Wednesday 20 May 2009

A temple, a church and some mysteries

I saw a temple in my mind's eye during a guided visualisation last weekend. A visit to a temple was what the visualisation was about, but what I saw was something much smaller and simpler than I would normally expect a temple to be. I also recognised the place.

It was a small, square building on the slopes of the South Downs overlooking fields between Lullington and Alfriston, in East Sussex. It is, in fact, a small church - one of the smallest in England, being only 16ft square.

So why, when asked to visualise a magickal temple during a pagan event would I visualise a Christian church, the Church of the Good Shepherd of Lullington as it is called today?

Perhaps it came to mind simply because I was due to go on holiday to East Sussex and the church is somewhere I have passed several times on country walks. I don't really know. That is the first of the mysteries.

However, on the first day of my holiday, it did prompt me to go inside the church for the first time and I have to say it it has a lovely peaceful atmosphere. Although it is a Christian church, I do feel it is a place I could happily sit quietly and meditate. I didn't meditate there on that visit, though. It was late afternoon and the church warden wanted to lock it up for the night. But I did buy a little booklet about the place.

From reading the Guide to St Andrews Church Alfriston and the Church of the Good Shepherd Lullington, I learnt that the little church is surrounded in mysteries.

The guide says that although the church is claimed to be the smallest in the country, it is only a portion of the chancel of a larger church that was burnt down in Cromwellian times - no one seems to know why.

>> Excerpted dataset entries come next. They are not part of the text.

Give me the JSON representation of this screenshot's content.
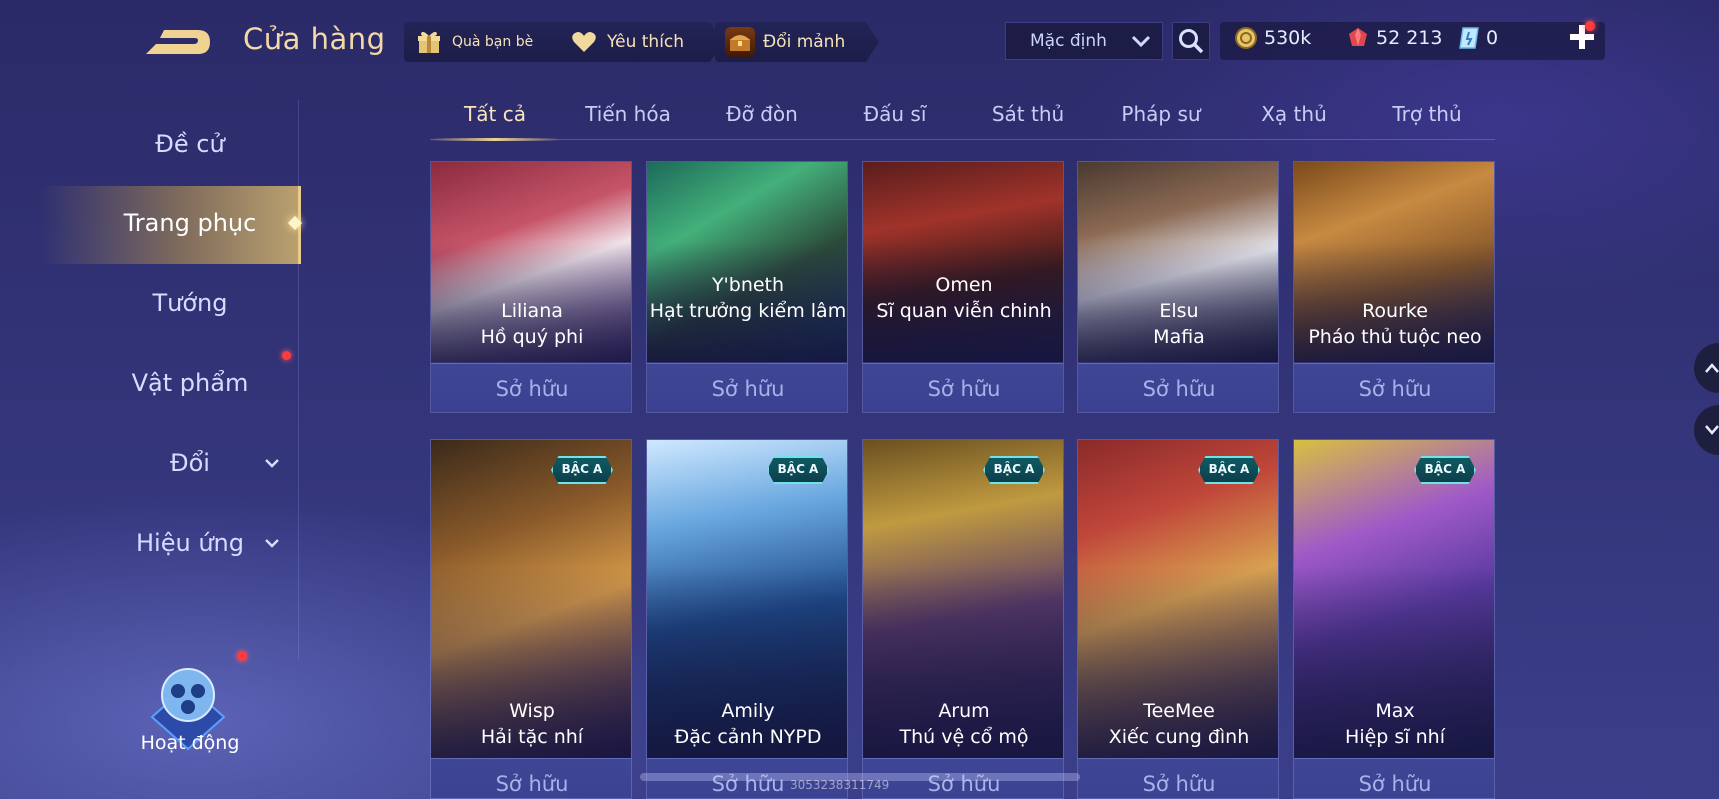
{
  "header": {
    "title": "Cửa hàng",
    "gift_label": "Quà bạn bè",
    "favorite_label": "Yêu thích",
    "exchange_label": "Đổi mảnh",
    "sort_value": "Mặc định"
  },
  "currency": {
    "gold": "530k",
    "ruby": "52 213",
    "voucher": "0"
  },
  "sidebar": {
    "items": [
      {
        "label": "Đề cử"
      },
      {
        "label": "Trang phục"
      },
      {
        "label": "Tướng"
      },
      {
        "label": "Vật phẩm"
      },
      {
        "label": "Đổi"
      },
      {
        "label": "Hiệu ứng"
      }
    ],
    "event_label": "Hoạt động"
  },
  "tabs": [
    {
      "label": "Tất cả"
    },
    {
      "label": "Tiến hóa"
    },
    {
      "label": "Đỡ đòn"
    },
    {
      "label": "Đấu sĩ"
    },
    {
      "label": "Sát thủ"
    },
    {
      "label": "Pháp sư"
    },
    {
      "label": "Xạ thủ"
    },
    {
      "label": "Trợ thủ"
    }
  ],
  "owned_label": "Sở hữu",
  "badge_label": "BẬC A",
  "row1": [
    {
      "hero": "Liliana",
      "skin": "Hồ quý phi"
    },
    {
      "hero": "Y'bneth",
      "skin": "Hạt trưởng kiểm lâm"
    },
    {
      "hero": "Omen",
      "skin": "Sĩ quan viễn chinh"
    },
    {
      "hero": "Elsu",
      "skin": "Mafia"
    },
    {
      "hero": "Rourke",
      "skin": "Pháo thủ tuộc neo"
    }
  ],
  "row2": [
    {
      "hero": "Wisp",
      "skin": "Hải tặc nhí"
    },
    {
      "hero": "Amily",
      "skin": "Đặc cảnh NYPD"
    },
    {
      "hero": "Arum",
      "skin": "Thú vệ cổ mộ"
    },
    {
      "hero": "TeeMee",
      "skin": "Xiếc cung đình"
    },
    {
      "hero": "Max",
      "skin": "Hiệp sĩ nhí"
    }
  ],
  "watermark": "3053238311749",
  "colors": {
    "accent_gold": "#f0d293",
    "badge_teal": "#6fe3e6",
    "notification_red": "#ff3b3b"
  }
}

The building dates from the 13th century, but there may possibly have been a religious building standing there before that, or some religious significance to the site.

No one knows what saint the church was originally dedicated to either, although a bequest to the church dating from 1521 mentions a "Saint Sithe" - whoever Saint Sithe might be.

A final mystery comes from a mention in a Sussex magazine in 1935 that a replica of Lullington church had been erected in the USA, but the architect always refused to give details of where, why or for whom it was built.

Perhaps an American reading my blog might live near this replica - it would be nice to solve one of those mysteries, at least



Anonymous said...

Wish I knew where the USA replica is but can't help on that. Very intriguing mysteries, however.

To your point about visualizing a Christian church during a pagan meditation event--I don't think that's as odd as you might think. During a meditation at my shamanic workshop this weekend, I was surprised to encounter a white dove, which spoke to me in the voice of Jesus! I can't explain how I know it was Jesus, except to stay that the presence felt very familiar and distinct and resembled the same feeling I used to get when I prayed as a Christian. Very odd, indeed!

Badwitch said...

As a pagan, I have always said I respect all deities, so there is no reason why I shouldn't respect Christ too. However, I haven't met many other pagans who think that way.